EXERCISE DESCRIPTION:
Look for the word "name" in the material below, then report each line where it occurs.

(INPUT RECORDS)

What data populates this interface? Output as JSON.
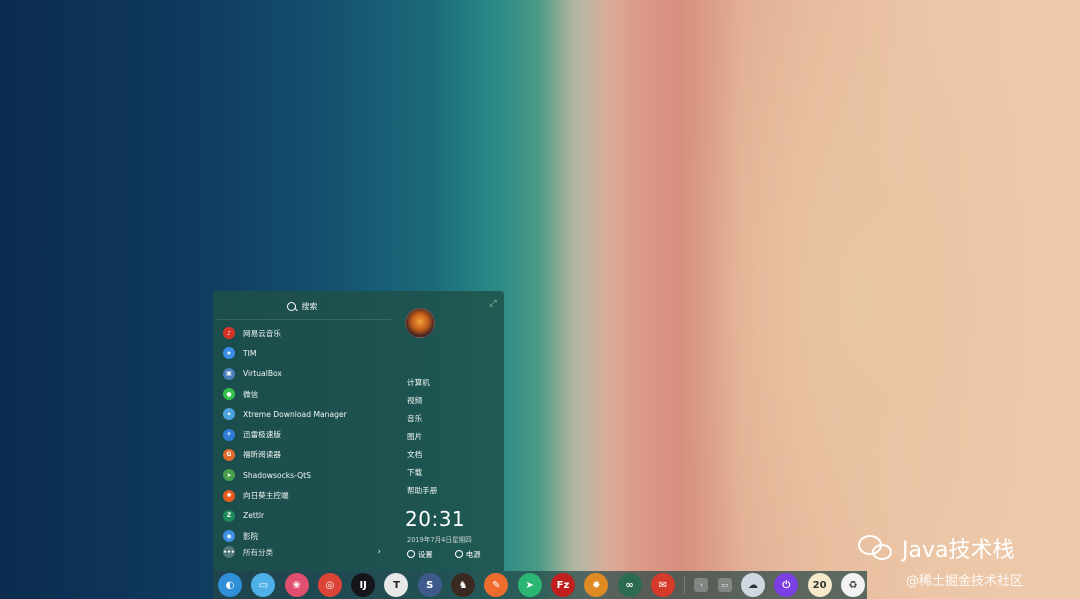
{
  "launcher": {
    "search_label": "搜索",
    "apps": [
      {
        "label": "网易云音乐",
        "icon": "netease-music-icon",
        "color": "#d8332a",
        "glyph": "♪"
      },
      {
        "label": "TIM",
        "icon": "tim-icon",
        "color": "#3a8ee6",
        "glyph": "★"
      },
      {
        "label": "VirtualBox",
        "icon": "virtualbox-icon",
        "color": "#4a7fb8",
        "glyph": "▣"
      },
      {
        "label": "微信",
        "icon": "wechat-icon",
        "color": "#35c24a",
        "glyph": "●"
      },
      {
        "label": "Xtreme Download Manager",
        "icon": "xdm-icon",
        "color": "#4aa3df",
        "glyph": "✦"
      },
      {
        "label": "迅雷极速版",
        "icon": "thunder-icon",
        "color": "#2f7dd6",
        "glyph": "✈"
      },
      {
        "label": "福昕阅读器",
        "icon": "foxit-reader-icon",
        "color": "#e06a2b",
        "glyph": "G"
      },
      {
        "label": "Shadowsocks-QtS",
        "icon": "shadowsocks-icon",
        "color": "#47a14a",
        "glyph": "➤"
      },
      {
        "label": "向日葵主控端",
        "icon": "sunlogin-icon",
        "color": "#e55a1f",
        "glyph": "✺"
      },
      {
        "label": "Zettlr",
        "icon": "zettlr-icon",
        "color": "#1f8a5a",
        "glyph": "Z"
      },
      {
        "label": "影院",
        "icon": "cinema-icon",
        "color": "#3d8fe0",
        "glyph": "◉"
      }
    ],
    "all_categories": "所有分类",
    "nav": [
      "计算机",
      "视频",
      "音乐",
      "图片",
      "文档",
      "下载",
      "帮助手册"
    ],
    "clock": "20:31",
    "date": "2019年7月4日星期四",
    "settings_label": "设置",
    "power_label": "电源"
  },
  "dock": {
    "apps": [
      {
        "icon": "deepin-launcher-icon",
        "color": "#2f8fd8",
        "glyph": "◐"
      },
      {
        "icon": "file-manager-icon",
        "color": "#4fb0e8",
        "glyph": "▭"
      },
      {
        "icon": "sakura-icon",
        "color": "#e0506e",
        "glyph": "❀"
      },
      {
        "icon": "chrome-icon",
        "color": "#db4437",
        "glyph": "◎"
      },
      {
        "icon": "intellij-idea-icon",
        "color": "#16151a",
        "glyph": "IJ"
      },
      {
        "icon": "typora-icon",
        "color": "#e8e8e8",
        "glyph": "T"
      },
      {
        "icon": "sublime-s-icon",
        "color": "#3d5a8a",
        "glyph": "S"
      },
      {
        "icon": "horse-icon",
        "color": "#3a2a22",
        "glyph": "♞"
      },
      {
        "icon": "postman-icon",
        "color": "#ef6c2f",
        "glyph": "✎"
      },
      {
        "icon": "send-arrow-icon",
        "color": "#2bb673",
        "glyph": "➤"
      },
      {
        "icon": "filezilla-icon",
        "color": "#bf1f1f",
        "glyph": "Fz"
      },
      {
        "icon": "settings-gear-icon",
        "color": "#e08a24",
        "glyph": "✹"
      },
      {
        "icon": "share-icon",
        "color": "#2c6a52",
        "glyph": "∞"
      },
      {
        "icon": "mail-icon",
        "color": "#d63a2a",
        "glyph": "✉"
      }
    ],
    "tray": [
      {
        "icon": "tray-arrow-icon",
        "glyph": "›"
      },
      {
        "icon": "tray-keyboard-icon",
        "glyph": "▭"
      },
      {
        "icon": "weather-cloud-icon",
        "color": "#cfd8e0",
        "glyph": "☁"
      },
      {
        "icon": "power-icon",
        "color": "#7b3fe4",
        "glyph": "⏻"
      },
      {
        "icon": "clock-20-icon",
        "color": "#f4e9c8",
        "glyph": "20"
      },
      {
        "icon": "trash-icon",
        "color": "#f2f2f2",
        "glyph": "♻"
      }
    ]
  },
  "watermark": {
    "title": "Java技术栈",
    "source": "@稀土掘金技术社区"
  }
}
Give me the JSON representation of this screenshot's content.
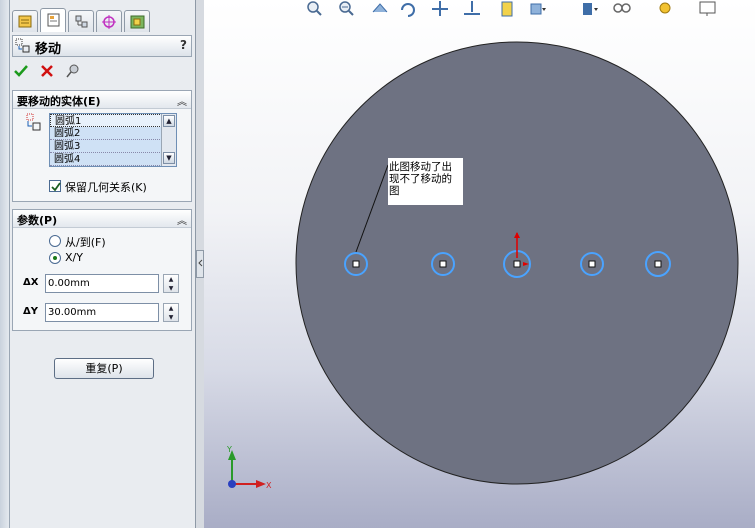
{
  "feature": {
    "title": "移动",
    "help": "?",
    "ok_icon": "check-icon",
    "cancel_icon": "x-icon",
    "pin_icon": "pushpin-icon"
  },
  "tabs": [
    {
      "name": "feature-manager-tab",
      "icon": "feature-tree-icon"
    },
    {
      "name": "property-manager-tab",
      "icon": "property-icon"
    },
    {
      "name": "configuration-manager-tab",
      "icon": "configuration-icon"
    },
    {
      "name": "dimxpert-tab",
      "icon": "crosshair-icon"
    },
    {
      "name": "display-manager-tab",
      "icon": "display-icon"
    }
  ],
  "entities_group": {
    "title": "要移动的实体(E)",
    "items": [
      "圆弧1",
      "圆弧2",
      "圆弧3",
      "圆弧4"
    ],
    "keep_relations_label": "保留几何关系(K)",
    "keep_relations_checked": true
  },
  "params_group": {
    "title": "参数(P)",
    "option_from_to": "从/到(F)",
    "option_xy": "X/Y",
    "selected": "X/Y",
    "dx_label": "ΔX",
    "dx_value": "0.00mm",
    "dy_label": "ΔY",
    "dy_value": "30.00mm"
  },
  "repeat_button": "重复(P)",
  "toolbar_icons": [
    "zoom-to-fit-icon",
    "zoom-area-icon",
    "previous-view-icon",
    "rotate-icon",
    "pan-icon",
    "normal-to-icon",
    "section-view-icon",
    "view-orientation-icon",
    "display-style-icon",
    "hide-show-icon",
    "lighting-icon",
    "monitor-icon"
  ],
  "annotation": {
    "line1": "此图移动了出",
    "line2": "现不了移动的",
    "line3": "图"
  },
  "triad": {
    "x": "X",
    "y": "Y"
  },
  "colors": {
    "disc": "#6e7282",
    "arc": "#4aa3ff",
    "point": "#111111",
    "accent_red": "#e00000",
    "triad_green": "#2a9a2a"
  }
}
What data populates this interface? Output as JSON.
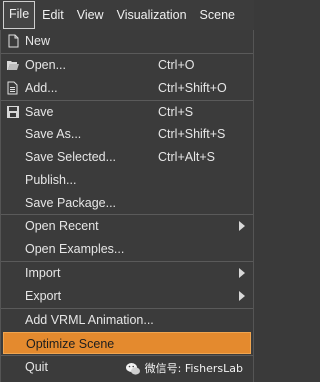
{
  "menubar": {
    "items": [
      "File",
      "Edit",
      "View",
      "Visualization",
      "Scene"
    ]
  },
  "menu": {
    "items": [
      {
        "label": "New",
        "shortcut": "",
        "icon": "new-file-icon"
      },
      {
        "label": "Open...",
        "shortcut": "Ctrl+O",
        "icon": "open-folder-icon"
      },
      {
        "label": "Add...",
        "shortcut": "Ctrl+Shift+O",
        "icon": "add-document-icon"
      },
      {
        "label": "Save",
        "shortcut": "Ctrl+S",
        "icon": "save-disk-icon"
      },
      {
        "label": "Save As...",
        "shortcut": "Ctrl+Shift+S"
      },
      {
        "label": "Save Selected...",
        "shortcut": "Ctrl+Alt+S"
      },
      {
        "label": "Publish...",
        "shortcut": ""
      },
      {
        "label": "Save Package...",
        "shortcut": ""
      },
      {
        "label": "Open Recent",
        "submenu": true
      },
      {
        "label": "Open Examples...",
        "shortcut": ""
      },
      {
        "label": "Import",
        "submenu": true
      },
      {
        "label": "Export",
        "submenu": true
      },
      {
        "label": "Add VRML Animation...",
        "shortcut": ""
      },
      {
        "label": "Optimize Scene",
        "shortcut": "",
        "highlighted": true
      },
      {
        "label": "Quit",
        "shortcut": ""
      }
    ]
  },
  "watermark": {
    "text": "微信号: FishersLab",
    "icon": "wechat-icon"
  },
  "colors": {
    "highlight": "#e48a2e",
    "background": "#3b3b3b"
  }
}
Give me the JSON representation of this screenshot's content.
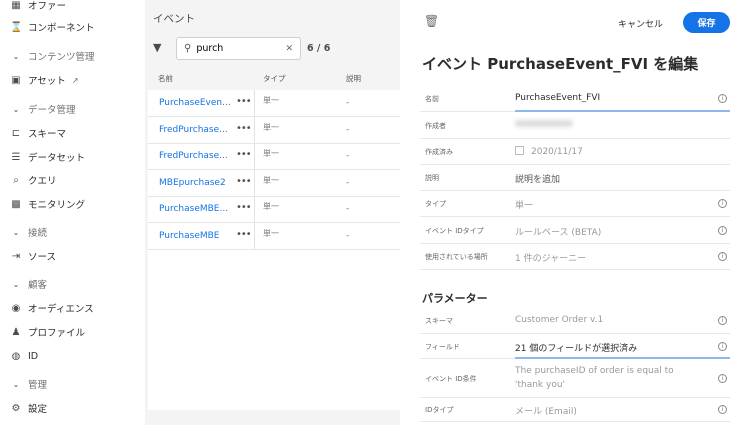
{
  "sidebar": {
    "items": [
      {
        "label": "オファー",
        "icon": "offer-icon",
        "section": false
      },
      {
        "label": "コンポーネント",
        "icon": "component-icon",
        "section": false
      },
      {
        "label": "コンテンツ管理",
        "icon": "chevron-down-icon",
        "section": true
      },
      {
        "label": "アセット",
        "icon": "asset-icon",
        "section": false,
        "external": true
      },
      {
        "label": "データ管理",
        "icon": "chevron-down-icon",
        "section": true
      },
      {
        "label": "スキーマ",
        "icon": "schema-icon",
        "section": false
      },
      {
        "label": "データセット",
        "icon": "dataset-icon",
        "section": false
      },
      {
        "label": "クエリ",
        "icon": "query-icon",
        "section": false
      },
      {
        "label": "モニタリング",
        "icon": "monitoring-icon",
        "section": false
      },
      {
        "label": "接続",
        "icon": "chevron-down-icon",
        "section": true
      },
      {
        "label": "ソース",
        "icon": "source-icon",
        "section": false
      },
      {
        "label": "顧客",
        "icon": "chevron-down-icon",
        "section": true
      },
      {
        "label": "オーディエンス",
        "icon": "audience-icon",
        "section": false
      },
      {
        "label": "プロファイル",
        "icon": "profile-icon",
        "section": false
      },
      {
        "label": "ID",
        "icon": "fingerprint-icon",
        "section": false
      },
      {
        "label": "管理",
        "icon": "chevron-down-icon",
        "section": true
      },
      {
        "label": "設定",
        "icon": "settings-icon",
        "section": false
      }
    ]
  },
  "events": {
    "title": "イベント",
    "search_value": "purch",
    "count": "6 / 6",
    "columns": [
      "名前",
      "タイプ",
      "説明"
    ],
    "rows": [
      {
        "name": "PurchaseEven...",
        "type": "単一",
        "desc": "-"
      },
      {
        "name": "FredPurchase...",
        "type": "単一",
        "desc": "-"
      },
      {
        "name": "FredPurchase...",
        "type": "単一",
        "desc": "-"
      },
      {
        "name": "MBEpurchase2",
        "type": "単一",
        "desc": "-"
      },
      {
        "name": "PurchaseMBE...",
        "type": "単一",
        "desc": "-"
      },
      {
        "name": "PurchaseMBE",
        "type": "単一",
        "desc": "-"
      }
    ]
  },
  "editor": {
    "cancel": "キャンセル",
    "save": "保存",
    "title": "イベント PurchaseEvent_FVI を編集",
    "fields": [
      {
        "label": "名前",
        "value": "PurchaseEvent_FVI"
      },
      {
        "label": "作成者",
        "value": ""
      },
      {
        "label": "作成済み",
        "value": "2020/11/17"
      },
      {
        "label": "説明",
        "value": "説明を追加"
      },
      {
        "label": "タイプ",
        "value": "単一"
      },
      {
        "label": "イベント IDタイプ",
        "value": "ルールベース (BETA)"
      },
      {
        "label": "使用されている場所",
        "value": "1 件のジャーニー"
      }
    ],
    "params_title": "パラメーター",
    "params": [
      {
        "label": "スキーマ",
        "value": "Customer Order v.1"
      },
      {
        "label": "フィールド",
        "value": "21 個のフィールドが選択済み"
      },
      {
        "label": "イベント ID条件",
        "value": "The purchaseID of order is equal to 'thank you'"
      },
      {
        "label": "IDタイプ",
        "value": "メール (Email)"
      }
    ]
  },
  "colors": {
    "accent": "#1473e6"
  }
}
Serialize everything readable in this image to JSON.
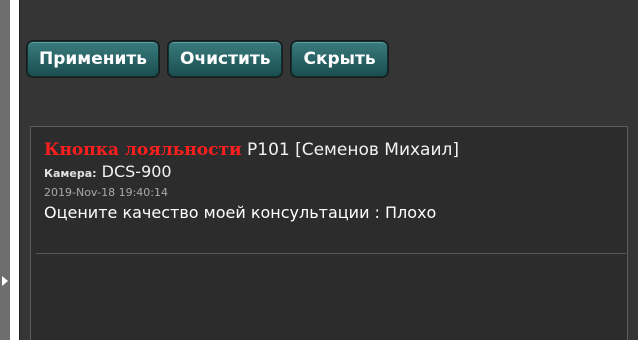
{
  "toolbar": {
    "apply_label": "Применить",
    "clear_label": "Очистить",
    "hide_label": "Скрыть"
  },
  "events": [
    {
      "type": "Кнопка лояльности",
      "source": " P101 [Семенов Михаил]",
      "camera_label": "Камера:",
      "camera_value": " DCS-900",
      "timestamp": "2019-Nov-18 19:40:14",
      "message": "Оцените качество моей консультации : Плохо"
    }
  ],
  "colors": {
    "panel_bg": "#353535",
    "button_bg": "#286264",
    "event_type": "#ff1e1e"
  },
  "icons": {
    "collapse": "triangle-right"
  }
}
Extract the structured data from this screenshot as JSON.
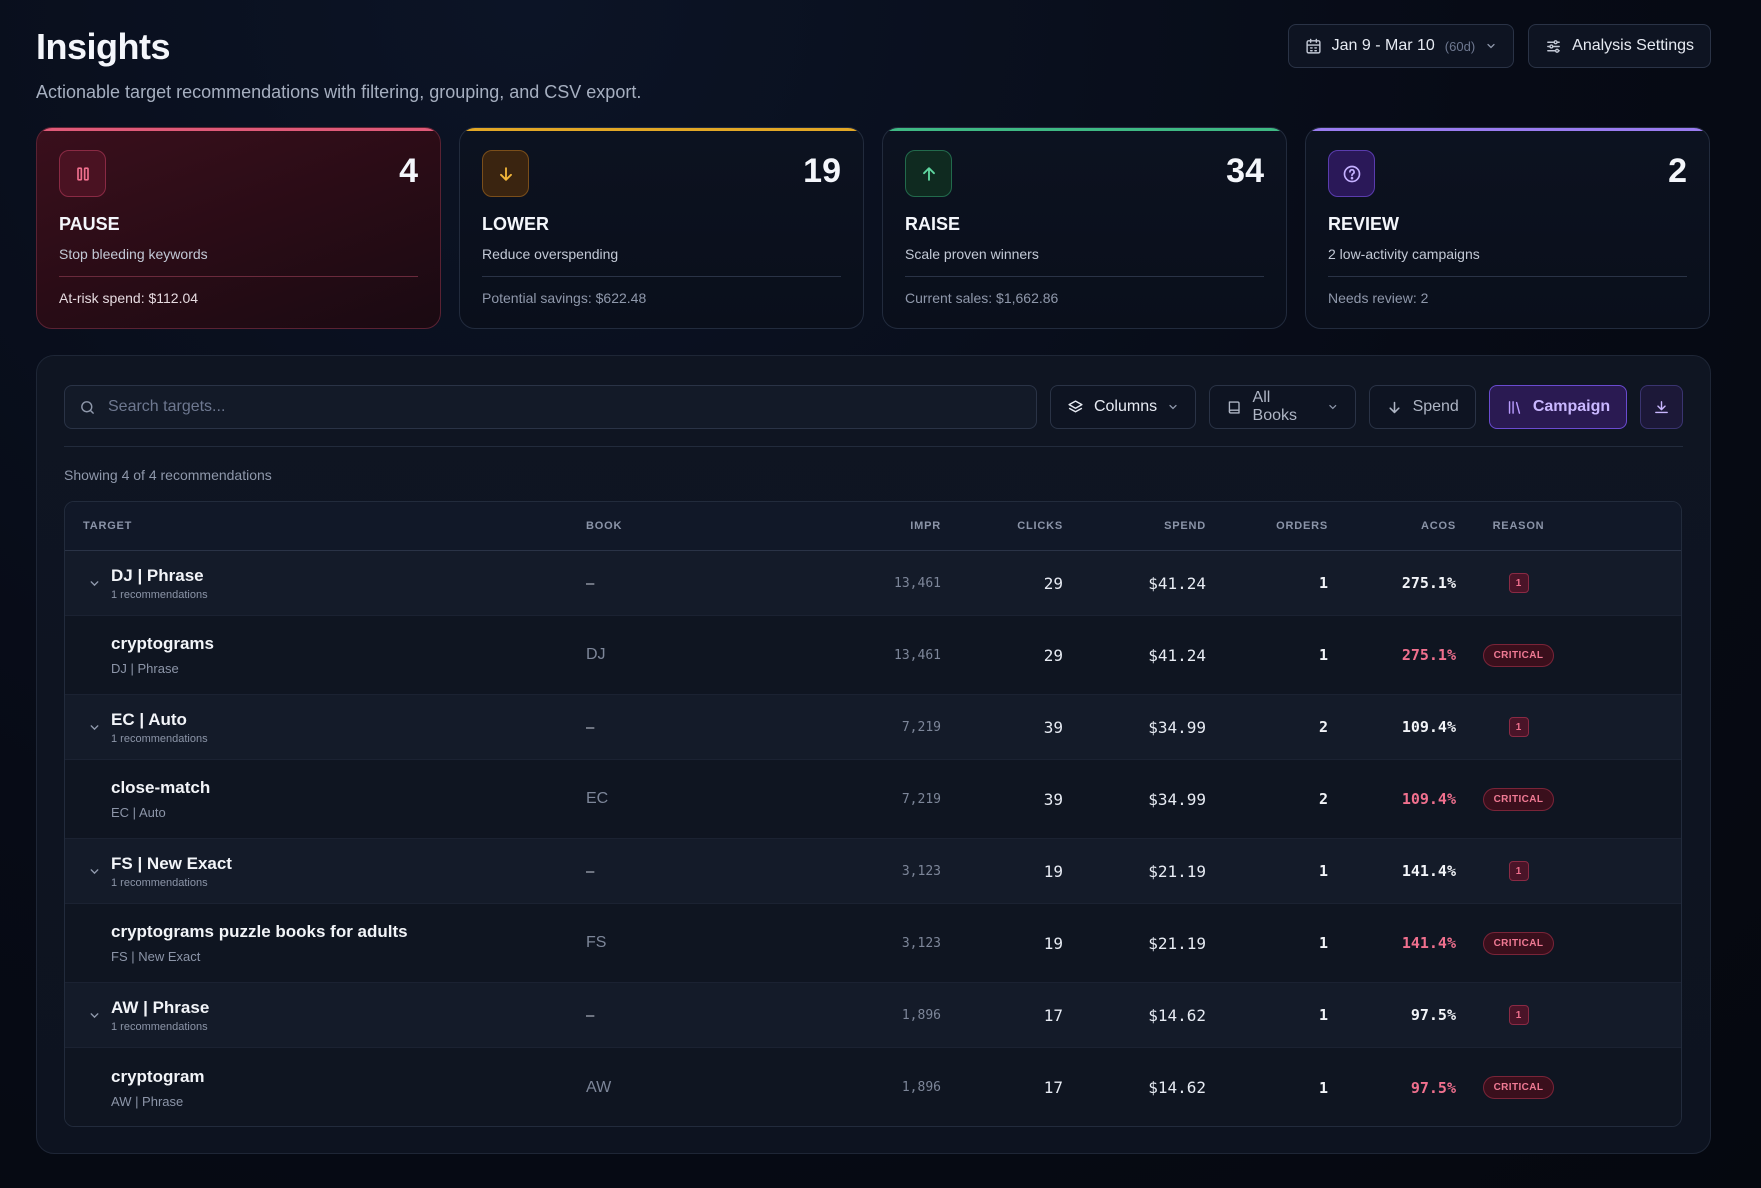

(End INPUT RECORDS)

REPLY:
      "name": "feature-manager-tab",
      "name": "property-manager-tab",
      "name": "configuration-manager-tab",
      "name": "dimxpert-tab",
      "name": "display-manager-tab",
        "name": "PurchaseEven...",
        "name": "FredPurchase...",
        "name": "FredPurchase...",
        "name": "MBEpurchase2",
        "name": "PurchaseMBE...",
        "name": "PurchaseMBE",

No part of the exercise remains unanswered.